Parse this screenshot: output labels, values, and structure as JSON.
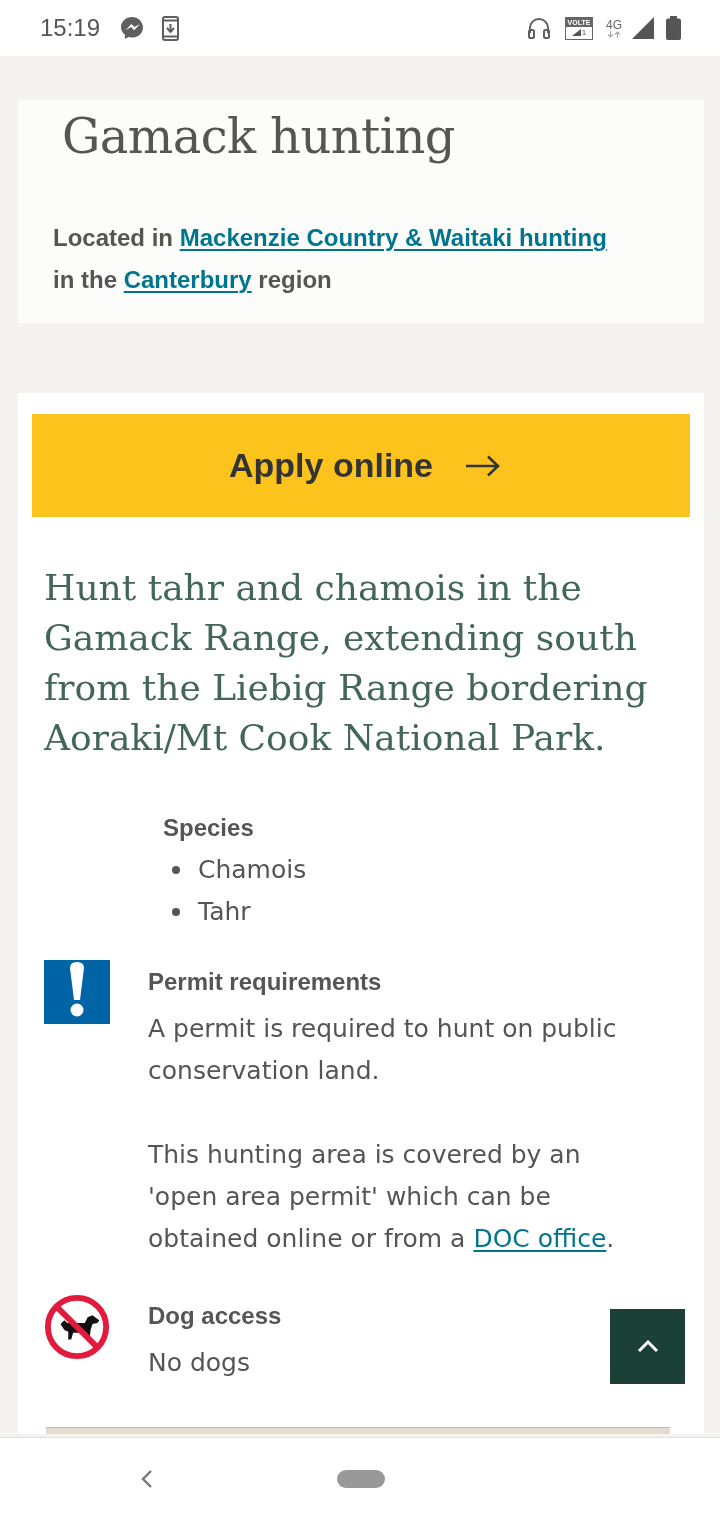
{
  "status_bar": {
    "time": "15:19",
    "volte": "VOLTE",
    "sim": "1",
    "network": "4G"
  },
  "header": {
    "title": "Gamack hunting",
    "location": [
      {
        "kind": "text",
        "text": "Located in "
      },
      {
        "kind": "link",
        "text": "Mackenzie Country & Waitaki hunting"
      },
      {
        "kind": "text",
        "text": " in the "
      },
      {
        "kind": "link",
        "text": "Canterbury"
      },
      {
        "kind": "text",
        "text": " region"
      }
    ]
  },
  "apply_button": {
    "label": "Apply online"
  },
  "intro": "Hunt tahr and chamois in the Gamack Range, extending south from the Liebig Range bordering Aoraki/Mt Cook National Park.",
  "species": {
    "heading": "Species",
    "items": [
      "Chamois",
      "Tahr"
    ]
  },
  "requirements": [
    {
      "kind": "permit",
      "heading": "Permit requirements",
      "paragraphs": [
        [
          {
            "kind": "text",
            "text": "A permit is required to hunt on public conservation land."
          }
        ],
        [
          {
            "kind": "text",
            "text": "This hunting area is covered by an 'open area permit' which can be obtained online or from a "
          },
          {
            "kind": "link",
            "text": "DOC office"
          },
          {
            "kind": "text",
            "text": "."
          }
        ]
      ]
    },
    {
      "kind": "dogs",
      "heading": "Dog access",
      "paragraphs": [
        [
          {
            "kind": "text",
            "text": "No dogs"
          }
        ]
      ]
    }
  ]
}
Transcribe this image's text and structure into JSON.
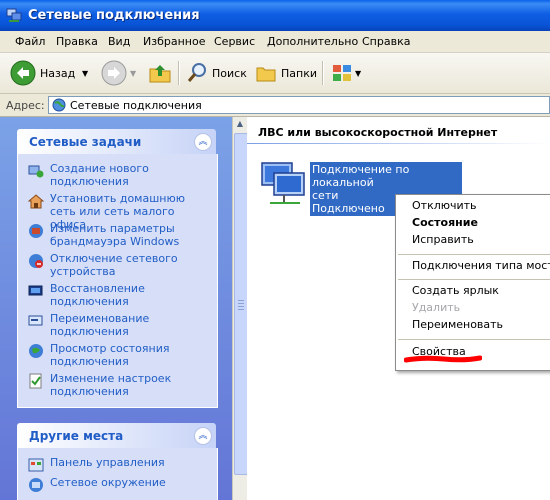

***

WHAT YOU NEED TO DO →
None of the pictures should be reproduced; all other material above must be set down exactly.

RESULT OF THIS EXERCISE →
Parse this screenshot: output labels, values, and structure as JSON.
{
  "status_bar": {
    "time": "15:19",
    "volte": "VOLTE",
    "sim": "1",
    "network": "4G"
  },
  "header": {
    "title": "Gamack hunting",
    "location": [
      {
        "kind": "text",
        "text": "Located in "
      },
      {
        "kind": "link",
        "text": "Mackenzie Country & Waitaki hunting"
      },
      {
        "kind": "text",
        "text": " in the "
      },
      {
        "kind": "link",
        "text": "Canterbury"
      },
      {
        "kind": "text",
        "text": " region"
      }
    ]
  },
  "apply_button": {
    "label": "Apply online"
  },
  "intro": "Hunt tahr and chamois in the Gamack Range, extending south from the Liebig Range bordering Aoraki/Mt Cook National Park.",
  "species": {
    "heading": "Species",
    "items": [
      "Chamois",
      "Tahr"
    ]
  },
  "requirements": [
    {
      "kind": "permit",
      "heading": "Permit requirements",
      "paragraphs": [
        [
          {
            "kind": "text",
            "text": "A permit is required to hunt on public conservation land."
          }
        ],
        [
          {
            "kind": "text",
            "text": "This hunting area is covered by an 'open area permit' which can be obtained online or from a "
          },
          {
            "kind": "link",
            "text": "DOC office"
          },
          {
            "kind": "text",
            "text": "."
          }
        ]
      ]
    },
    {
      "kind": "dogs",
      "heading": "Dog access",
      "paragraphs": [
        [
          {
            "kind": "text",
            "text": "No dogs"
          }
        ]
      ]
    }
  ]
}
Transcribe this image's text and structure into JSON.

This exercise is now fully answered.